§ RECORDED DATA

***

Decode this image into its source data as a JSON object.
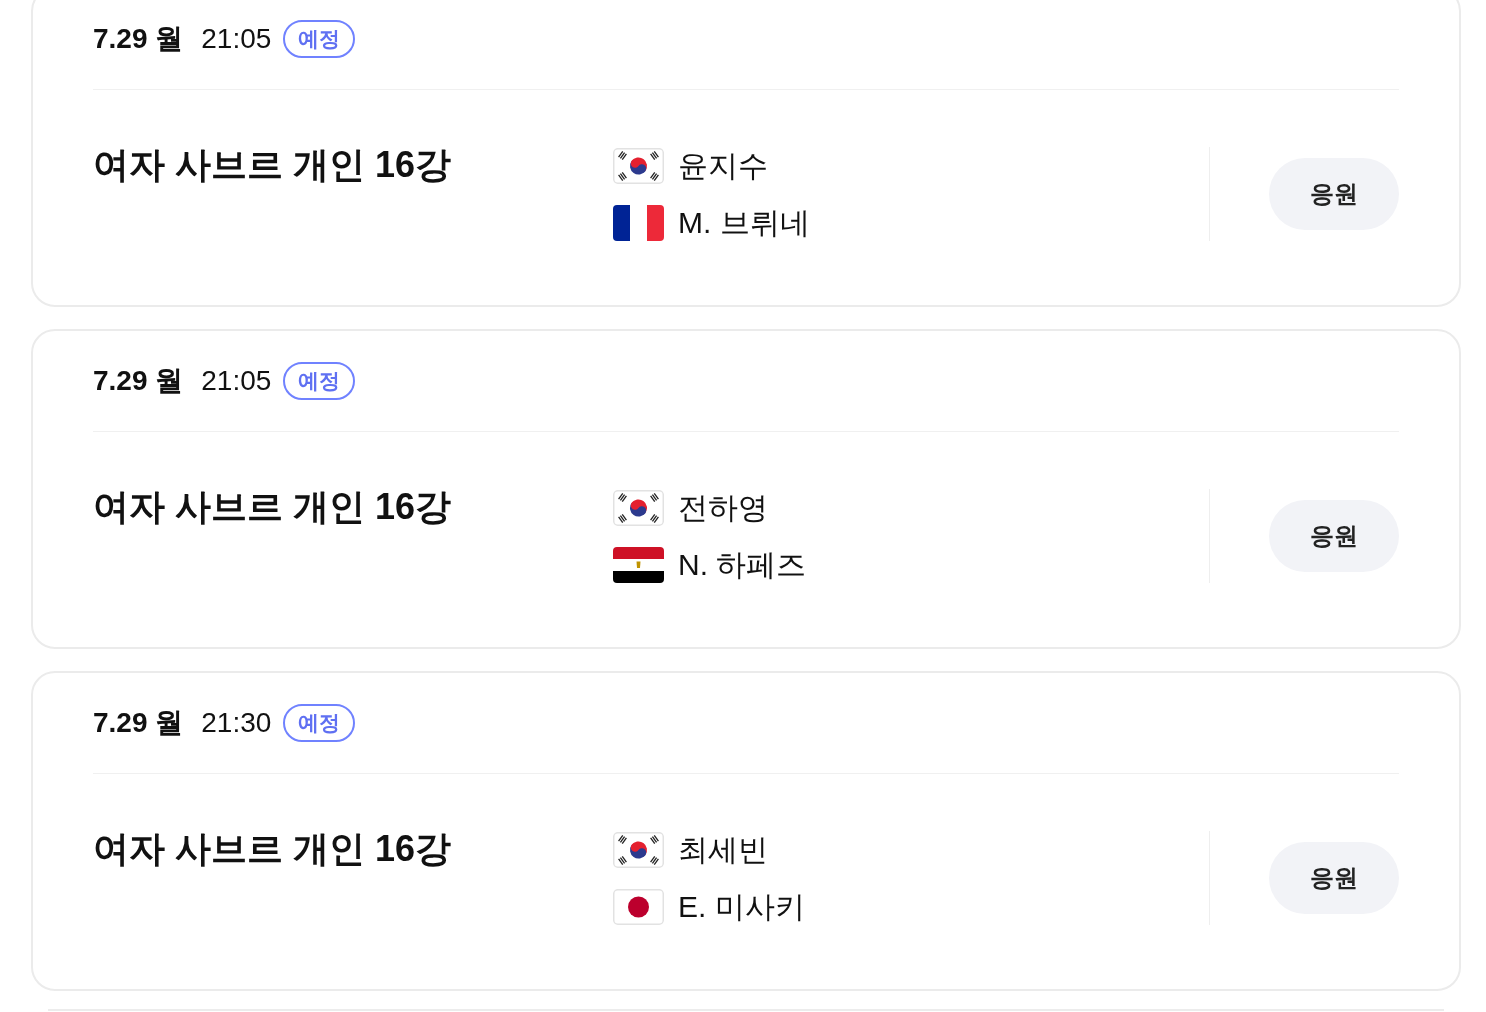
{
  "matches": [
    {
      "date": "7.29 월",
      "time": "21:05",
      "status": "예정",
      "event": "여자 사브르 개인 16강",
      "players": [
        {
          "kind": "korea",
          "name": "윤지수"
        },
        {
          "kind": "france",
          "name": "M. 브뤼네"
        }
      ],
      "button": "응원"
    },
    {
      "date": "7.29 월",
      "time": "21:05",
      "status": "예정",
      "event": "여자 사브르 개인 16강",
      "players": [
        {
          "kind": "korea",
          "name": "전하영"
        },
        {
          "kind": "egypt",
          "name": "N. 하페즈"
        }
      ],
      "button": "응원"
    },
    {
      "date": "7.29 월",
      "time": "21:30",
      "status": "예정",
      "event": "여자 사브르 개인 16강",
      "players": [
        {
          "kind": "korea",
          "name": "최세빈"
        },
        {
          "kind": "japan",
          "name": "E. 미사키"
        }
      ],
      "button": "응원"
    }
  ]
}
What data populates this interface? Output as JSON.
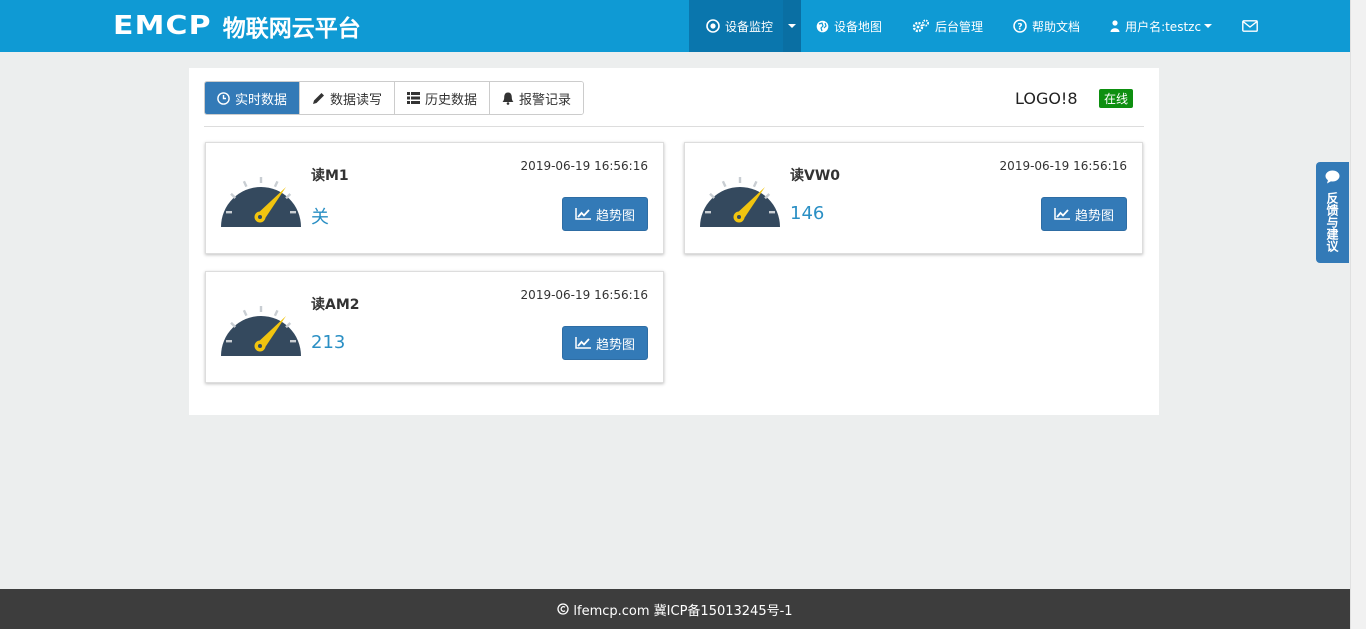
{
  "header": {
    "brand_mark": "EMCP",
    "brand_text": "物联网云平台",
    "nav": {
      "device_monitor": "设备监控",
      "device_map": "设备地图",
      "admin": "后台管理",
      "help": "帮助文档",
      "user": "用户名:testzc"
    }
  },
  "tabs": {
    "realtime": "实时数据",
    "readwrite": "数据读写",
    "history": "历史数据",
    "alarm": "报警记录"
  },
  "device": {
    "name": "LOGO!8",
    "status": "在线"
  },
  "cards": [
    {
      "title": "读M1",
      "time": "2019-06-19 16:56:16",
      "value": "关",
      "button": "趋势图"
    },
    {
      "title": "读VW0",
      "time": "2019-06-19 16:56:16",
      "value": "146",
      "button": "趋势图"
    },
    {
      "title": "读AM2",
      "time": "2019-06-19 16:56:16",
      "value": "213",
      "button": "趋势图"
    }
  ],
  "feedback": "反馈与建议",
  "footer": "lfemcp.com 冀ICP备15013245号-1",
  "colors": {
    "topbar": "#0f9ad4",
    "active_nav": "#0a76ad",
    "primary": "#337ab7",
    "online": "#0d8f10",
    "value": "#2a8fc4",
    "footer": "#3d3d3d"
  }
}
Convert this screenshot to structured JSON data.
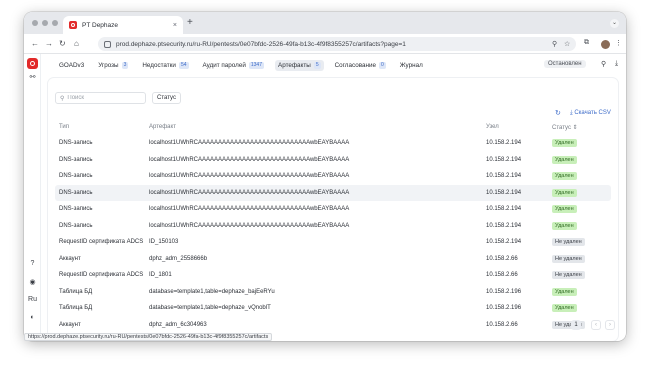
{
  "browser": {
    "tab_title": "PT Dephaze",
    "tab_close": "×",
    "new_tab": "+",
    "url": "prod.dephaze.ptsecurity.ru/ru-RU/pentests/0e07bfdc-2526-49fa-b13c-4f9f8355257c/artifacts?page=1",
    "status_url": "https://prod.dephaze.ptsecurity.ru/ru-RU/pentests/0e07bfdc-2526-49fa-b13c-4f9f8355257c/artifacts"
  },
  "sidebar": {
    "lang": "Ru",
    "help": "?"
  },
  "nav": {
    "tabs": [
      {
        "label": "GOADv3",
        "count": ""
      },
      {
        "label": "Угрозы",
        "count": "3"
      },
      {
        "label": "Недостатки",
        "count": "54"
      },
      {
        "label": "Аудит паролей",
        "count": "1347"
      },
      {
        "label": "Артефакты",
        "count": "5"
      },
      {
        "label": "Согласование",
        "count": "0"
      },
      {
        "label": "Журнал",
        "count": ""
      }
    ],
    "stop_label": "Остановлен"
  },
  "filters": {
    "search_placeholder": "Поиск",
    "status_label": "Статус"
  },
  "actions": {
    "csv_label": "Скачать CSV"
  },
  "table": {
    "headers": {
      "type": "Тип",
      "artifact": "Артефакт",
      "node": "Узел",
      "status": "Статус"
    },
    "rows": [
      {
        "type": "DNS-запись",
        "artifact": "localhost1UWhRCAAAAAAAAAAAAAAAAAAAAAAAAAAAAwbEAYBAAAA",
        "node": "10.158.2.194",
        "status": "Удален",
        "ok": true
      },
      {
        "type": "DNS-запись",
        "artifact": "localhost1UWhRCAAAAAAAAAAAAAAAAAAAAAAAAAAAAwbEAYBAAAA",
        "node": "10.158.2.194",
        "status": "Удален",
        "ok": true
      },
      {
        "type": "DNS-запись",
        "artifact": "localhost1UWhRCAAAAAAAAAAAAAAAAAAAAAAAAAAAAwbEAYBAAAA",
        "node": "10.158.2.194",
        "status": "Удален",
        "ok": true
      },
      {
        "type": "DNS-запись",
        "artifact": "localhost1UWhRCAAAAAAAAAAAAAAAAAAAAAAAAAAAAwbEAYBAAAA",
        "node": "10.158.2.194",
        "status": "Удален",
        "ok": true
      },
      {
        "type": "DNS-запись",
        "artifact": "localhost1UWhRCAAAAAAAAAAAAAAAAAAAAAAAAAAAAwbEAYBAAAA",
        "node": "10.158.2.194",
        "status": "Удален",
        "ok": true
      },
      {
        "type": "DNS-запись",
        "artifact": "localhost1UWhRCAAAAAAAAAAAAAAAAAAAAAAAAAAAAwbEAYBAAAA",
        "node": "10.158.2.194",
        "status": "Удален",
        "ok": true
      },
      {
        "type": "RequestID сертификата ADCS",
        "artifact": "ID_150103",
        "node": "10.158.2.194",
        "status": "Не удален",
        "ok": false
      },
      {
        "type": "Аккаунт",
        "artifact": "dphz_adm_2558666b",
        "node": "10.158.2.66",
        "status": "Не удален",
        "ok": false
      },
      {
        "type": "RequestID сертификата ADCS",
        "artifact": "ID_1801",
        "node": "10.158.2.66",
        "status": "Не удален",
        "ok": false
      },
      {
        "type": "Таблица БД",
        "artifact": "database=template1,table=dephaze_bajEeRYu",
        "node": "10.158.2.196",
        "status": "Удален",
        "ok": true
      },
      {
        "type": "Таблица БД",
        "artifact": "database=template1,table=dephaze_vQnoblT",
        "node": "10.158.2.196",
        "status": "Удален",
        "ok": true
      },
      {
        "type": "Аккаунт",
        "artifact": "dphz_adm_6c304963",
        "node": "10.158.2.66",
        "status": "Не удален",
        "ok": false
      }
    ],
    "highlight_row": 3
  },
  "pagination": {
    "page": "1",
    "prev": "‹",
    "next": "›"
  }
}
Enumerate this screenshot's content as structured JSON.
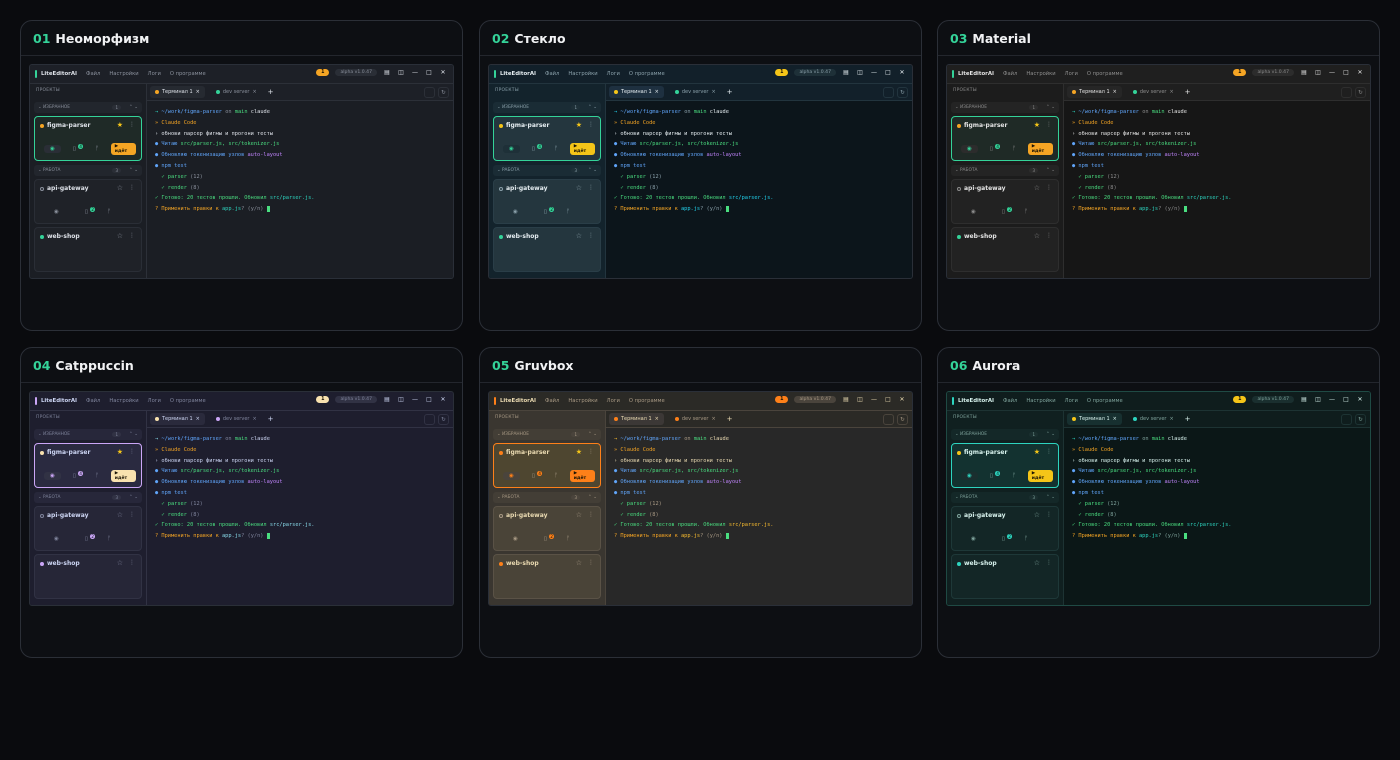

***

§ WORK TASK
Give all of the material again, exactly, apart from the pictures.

§ SOLUTION FOR THIS TASK
Decode this image into its source data as a JSON object.
{
  "matches": [
    {
      "date": "7.29 월",
      "time": "21:05",
      "status": "예정",
      "event": "여자 사브르 개인 16강",
      "players": [
        {
          "kind": "korea",
          "name": "윤지수"
        },
        {
          "kind": "france",
          "name": "M. 브뤼네"
        }
      ],
      "button": "응원"
    },
    {
      "date": "7.29 월",
      "time": "21:05",
      "status": "예정",
      "event": "여자 사브르 개인 16강",
      "players": [
        {
          "kind": "korea",
          "name": "전하영"
        },
        {
          "kind": "egypt",
          "name": "N. 하페즈"
        }
      ],
      "button": "응원"
    },
    {
      "date": "7.29 월",
      "time": "21:30",
      "status": "예정",
      "event": "여자 사브르 개인 16강",
      "players": [
        {
          "kind": "korea",
          "name": "최세빈"
        },
        {
          "kind": "japan",
          "name": "E. 미사키"
        }
      ],
      "button": "응원"
    }
  ]
}
What data populates this interface? Output as JSON.
{
  "header": {
    "brand_mark": "EMCP",
    "brand_text": "物联网云平台",
    "nav": {
      "device_monitor": "设备监控",
      "device_map": "设备地图",
      "admin": "后台管理",
      "help": "帮助文档",
      "user": "用户名:testzc"
    }
  },
  "tabs": {
    "realtime": "实时数据",
    "readwrite": "数据读写",
    "history": "历史数据",
    "alarm": "报警记录"
  },
  "device": {
    "name": "LOGO!8",
    "status": "在线"
  },
  "cards": [
    {
      "title": "读M1",
      "time": "2019-06-19 16:56:16",
      "value": "关",
      "button": "趋势图"
    },
    {
      "title": "读VW0",
      "time": "2019-06-19 16:56:16",
      "value": "146",
      "button": "趋势图"
    },
    {
      "title": "读AM2",
      "time": "2019-06-19 16:56:16",
      "value": "213",
      "button": "趋势图"
    }
  ],
  "feedback": "反馈与建议",
  "footer": "lfemcp.com 冀ICP备15013245号-1",
  "colors": {
    "topbar": "#0f9ad4",
    "active_nav": "#0a76ad",
    "primary": "#337ab7",
    "online": "#0d8f10",
    "value": "#2a8fc4",
    "footer": "#3d3d3d"
  }
}
Convert this screenshot to structured JSON data.
{
  "browser": {
    "tab_title": "PT Dephaze",
    "tab_close": "×",
    "new_tab": "+",
    "url": "prod.dephaze.ptsecurity.ru/ru-RU/pentests/0e07bfdc-2526-49fa-b13c-4f9f8355257c/artifacts?page=1",
    "status_url": "https://prod.dephaze.ptsecurity.ru/ru-RU/pentests/0e07bfdc-2526-49fa-b13c-4f9f8355257c/artifacts"
  },
  "sidebar": {
    "lang": "Ru",
    "help": "?"
  },
  "nav": {
    "tabs": [
      {
        "label": "GOADv3",
        "count": ""
      },
      {
        "label": "Угрозы",
        "count": "3"
      },
      {
        "label": "Недостатки",
        "count": "54"
      },
      {
        "label": "Аудит паролей",
        "count": "1347"
      },
      {
        "label": "Артефакты",
        "count": "5"
      },
      {
        "label": "Согласование",
        "count": "0"
      },
      {
        "label": "Журнал",
        "count": ""
      }
    ],
    "stop_label": "Остановлен"
  },
  "filters": {
    "search_placeholder": "Поиск",
    "status_label": "Статус"
  },
  "actions": {
    "csv_label": "Скачать CSV"
  },
  "table": {
    "headers": {
      "type": "Тип",
      "artifact": "Артефакт",
      "node": "Узел",
      "status": "Статус"
    },
    "rows": [
      {
        "type": "DNS-запись",
        "artifact": "localhost1UWhRCAAAAAAAAAAAAAAAAAAAAAAAAAAAAwbEAYBAAAA",
        "node": "10.158.2.194",
        "status": "Удален",
        "ok": true
      },
      {
        "type": "DNS-запись",
        "artifact": "localhost1UWhRCAAAAAAAAAAAAAAAAAAAAAAAAAAAAwbEAYBAAAA",
        "node": "10.158.2.194",
        "status": "Удален",
        "ok": true
      },
      {
        "type": "DNS-запись",
        "artifact": "localhost1UWhRCAAAAAAAAAAAAAAAAAAAAAAAAAAAAwbEAYBAAAA",
        "node": "10.158.2.194",
        "status": "Удален",
        "ok": true
      },
      {
        "type": "DNS-запись",
        "artifact": "localhost1UWhRCAAAAAAAAAAAAAAAAAAAAAAAAAAAAwbEAYBAAAA",
        "node": "10.158.2.194",
        "status": "Удален",
        "ok": true
      },
      {
        "type": "DNS-запись",
        "artifact": "localhost1UWhRCAAAAAAAAAAAAAAAAAAAAAAAAAAAAwbEAYBAAAA",
        "node": "10.158.2.194",
        "status": "Удален",
        "ok": true
      },
      {
        "type": "DNS-запись",
        "artifact": "localhost1UWhRCAAAAAAAAAAAAAAAAAAAAAAAAAAAAwbEAYBAAAA",
        "node": "10.158.2.194",
        "status": "Удален",
        "ok": true
      },
      {
        "type": "RequestID сертификата ADCS",
        "artifact": "ID_150103",
        "node": "10.158.2.194",
        "status": "Не удален",
        "ok": false
      },
      {
        "type": "Аккаунт",
        "artifact": "dphz_adm_2558666b",
        "node": "10.158.2.66",
        "status": "Не удален",
        "ok": false
      },
      {
        "type": "RequestID сертификата ADCS",
        "artifact": "ID_1801",
        "node": "10.158.2.66",
        "status": "Не удален",
        "ok": false
      },
      {
        "type": "Таблица БД",
        "artifact": "database=template1,table=dephaze_bajEeRYu",
        "node": "10.158.2.196",
        "status": "Удален",
        "ok": true
      },
      {
        "type": "Таблица БД",
        "artifact": "database=template1,table=dephaze_vQnoblT",
        "node": "10.158.2.196",
        "status": "Удален",
        "ok": true
      },
      {
        "type": "Аккаунт",
        "artifact": "dphz_adm_6c304963",
        "node": "10.158.2.66",
        "status": "Не удален",
        "ok": false
      }
    ],
    "highlight_row": 3
  },
  "pagination": {
    "page": "1",
    "prev": "‹",
    "next": "›"
  }
}
Enumerate this screenshot's content as structured JSON.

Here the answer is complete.